**TASK DESCRIPTION**.
Please copy each line of the data that includes the string "during".

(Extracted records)
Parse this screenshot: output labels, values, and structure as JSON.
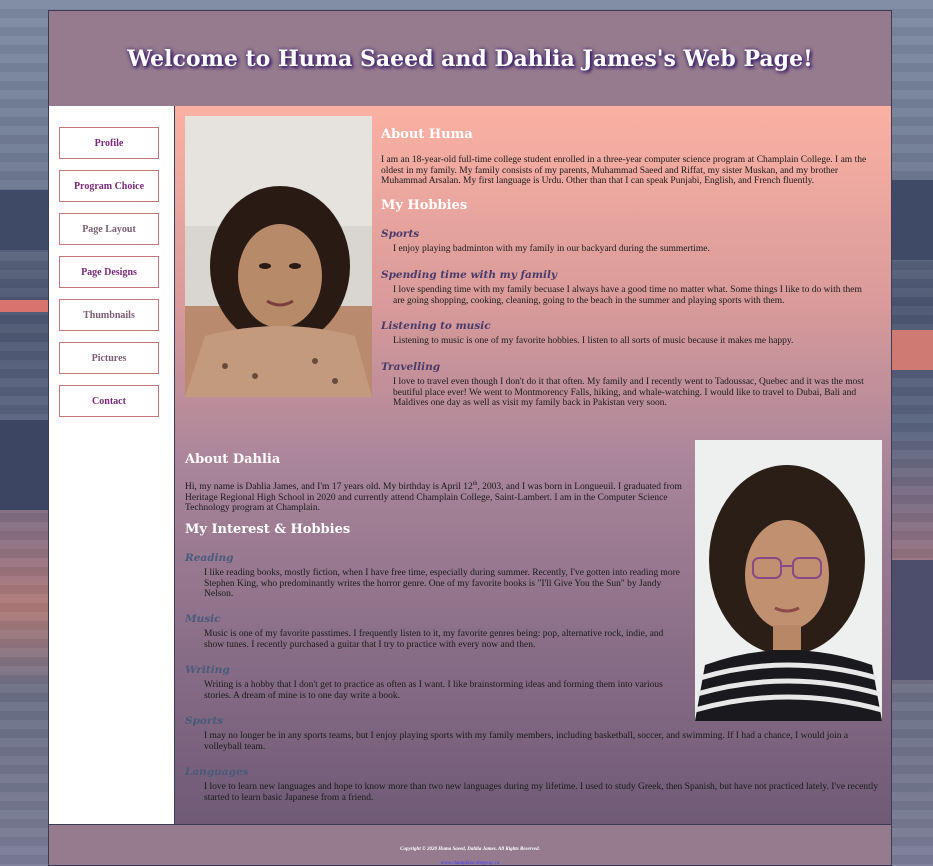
{
  "header": {
    "title": "Welcome to Huma Saeed and Dahlia James's Web Page!"
  },
  "nav": [
    {
      "label": "Profile"
    },
    {
      "label": "Program Choice"
    },
    {
      "label": "Page Layout"
    },
    {
      "label": "Page Designs"
    },
    {
      "label": "Thumbnails"
    },
    {
      "label": "Pictures"
    },
    {
      "label": "Contact"
    }
  ],
  "huma": {
    "about_title": "About Huma",
    "about_text": "I am an 18-year-old full-time college student enrolled in a three-year computer science program at Champlain College. I am the oldest in my family. My family consists of my parents, Muhammad Saeed and Riffat, my sister Muskan, and my brother Muhammad Arsalan. My first language is Urdu. Other than that I can speak Punjabi, English, and French fluently.",
    "hobbies_title": "My Hobbies",
    "hobbies": [
      {
        "title": "Sports",
        "text": "I enjoy playing badminton with my family in our backyard during the summertime."
      },
      {
        "title": "Spending time with my family",
        "text": "I love spending time with my family becuase I always have a good time no matter what. Some things I like to do with them are going shopping, cooking, cleaning, going to the beach in the summer and playing sports with them."
      },
      {
        "title": "Listening to music",
        "text": "Listening to music is one of my favorite hobbies. I listen to all sorts of music because it makes me happy."
      },
      {
        "title": "Travelling",
        "text": "I love to travel even though I don't do it that often. My family and I recently went to Tadoussac, Quebec and it was the most beutiful place ever! We went to Montmorency Falls, hiking, and whale-watching. I would like to travel to Dubai, Bali and Maldives one day as well as visit my family back in Pakistan very soon."
      }
    ]
  },
  "dahlia": {
    "about_title": "About Dahlia",
    "about_text_1": "Hi, my name is Dahlia James, and I'm 17 years old. My birthday is April 12",
    "about_text_sup": "th",
    "about_text_2": ", 2003, and I was born in Longueuil. I graduated from Heritage Regional High School in 2020 and currently attend Champlain College, Saint-Lambert. I am in the Computer Science Technology program at Champlain.",
    "hobbies_title": "My Interest & Hobbies",
    "hobbies": [
      {
        "title": "Reading",
        "text": "I like reading books, mostly fiction, when I have free time, especially during summer. Recently, I've gotten into reading more Stephen King, who predominantly writes the horror genre. One of my favorite books is \"I'll Give You the Sun\" by Jandy Nelson."
      },
      {
        "title": "Music",
        "text": "Music is one of my favorite passtimes. I frequently listen to it, my favorite genres being: pop, alternative rock, indie, and show tunes. I recently purchased a guitar that I try to practice with every now and then."
      },
      {
        "title": "Writing",
        "text": "Writing is a hobby that I don't get to practice as often as I want. I like brainstorming ideas and forming them into various stories. A dream of mine is to one day write a book."
      },
      {
        "title": "Sports",
        "text": "I may no longer be in any sports teams, but I enjoy playing sports with my family members, including basketball, soccer, and swimming. If I had a chance, I would join a volleyball team."
      },
      {
        "title": "Languages",
        "text": "I love to learn new languages and hope to know more than two new languages during my lifetime. I used to study Greek, then Spanish, but have not practiced lately. I've recently started to learn basic Japanese from a friend."
      }
    ]
  },
  "footer": {
    "copyright": "Copyright © 2020 Huma Saeed, Dahlia James. All Rights Reserved.",
    "link": "www.champlaincollege.qc.ca"
  },
  "colors": {
    "header_bg": "#967b8f",
    "nav_text_active": "#7a2a7a",
    "nav_text_muted": "#7a5f75",
    "huma_sub": "#4a3a6a",
    "dahlia_sub": "#4a5a7a"
  }
}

**RESULT OF THIS TASK**.
        "text": "I enjoy playing badminton with my family in our backyard during the summertime."
        "text": "I like reading books, mostly fiction, when I have free time, especially during summer. Recently, I've gotten into reading more Stephen King, who predominantly writes the horror genre. One of my favorite books is \"I'll Give You the Sun\" by Jandy Nelson."
        "text": "I love to learn new languages and hope to know more than two new languages during my lifetime. I used to study Greek, then Spanish, but have not practiced lately. I've recently started to learn basic Japanese from a friend."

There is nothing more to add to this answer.